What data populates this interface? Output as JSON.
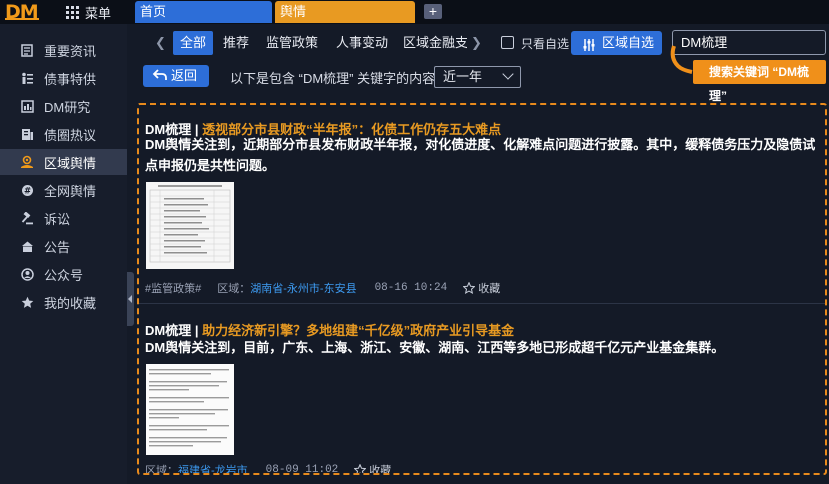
{
  "app": {
    "logo": "DM",
    "menu_label": "菜单"
  },
  "top_tabs": [
    {
      "label": "首页"
    },
    {
      "label": "舆情"
    }
  ],
  "add_tab_label": "+",
  "sidebar": {
    "items": [
      {
        "label": "重要资讯",
        "icon": "news-icon",
        "active": false
      },
      {
        "label": "债事特供",
        "icon": "bond-special-icon",
        "active": false
      },
      {
        "label": "DM研究",
        "icon": "research-icon",
        "active": false
      },
      {
        "label": "债圈热议",
        "icon": "discussion-icon",
        "active": false
      },
      {
        "label": "区域舆情",
        "icon": "region-opinion-icon",
        "active": true
      },
      {
        "label": "全网舆情",
        "icon": "global-opinion-icon",
        "active": false
      },
      {
        "label": "诉讼",
        "icon": "gavel-icon",
        "active": false
      },
      {
        "label": "公告",
        "icon": "announcement-icon",
        "active": false
      },
      {
        "label": "公众号",
        "icon": "wechat-account-icon",
        "active": false
      },
      {
        "label": "我的收藏",
        "icon": "star-icon",
        "active": false
      }
    ]
  },
  "category_tabs": [
    "全部",
    "推荐",
    "监管政策",
    "人事变动",
    "区域金融支"
  ],
  "active_category": "全部",
  "only_favorites_label": "只看自选",
  "region_watchlist_label": "区域自选",
  "search": {
    "value": "DM梳理"
  },
  "back_label": "返回",
  "results_description": "以下是包含 “DM梳理” 关键字的内容",
  "period": {
    "selected": "近一年"
  },
  "annotation": {
    "text": "搜索关键词 “DM梳理”"
  },
  "articles": [
    {
      "source": "DM梳理",
      "separator": " | ",
      "title": "透视部分市县财政“半年报”：化债工作仍存五大难点",
      "summary": "DM舆情关注到，近期部分市县发布财政半年报，对化债进度、化解难点问题进行披露。其中，缓释债务压力及隐债试点申报仍是共性问题。",
      "tag": "#监管政策#",
      "region_label": "区域：",
      "region": "湖南省-永州市-东安县",
      "date": "08-16 10:24",
      "favorite_label": "收藏"
    },
    {
      "source": "DM梳理",
      "separator": " | ",
      "title": "助力经济新引擎？多地组建“千亿级”政府产业引导基金",
      "summary": "DM舆情关注到，目前，广东、上海、浙江、安徽、湖南、江西等多地已形成超千亿元产业基金集群。",
      "tag": "",
      "region_label": "区域：",
      "region": "福建省-龙岩市",
      "date": "08-09 11:02",
      "favorite_label": "收藏"
    }
  ],
  "colors": {
    "accent_blue": "#2d6ed8",
    "accent_orange": "#e89a22",
    "region_link": "#3d9af0",
    "background": "#141a27"
  }
}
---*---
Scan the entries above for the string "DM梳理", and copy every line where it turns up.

    "value": "DM梳理"
  "results_description": "以下是包含 “DM梳理” 关键字的内容",
    "text": "搜索关键词 “DM梳理”"
      "source": "DM梳理",
      "source": "DM梳理",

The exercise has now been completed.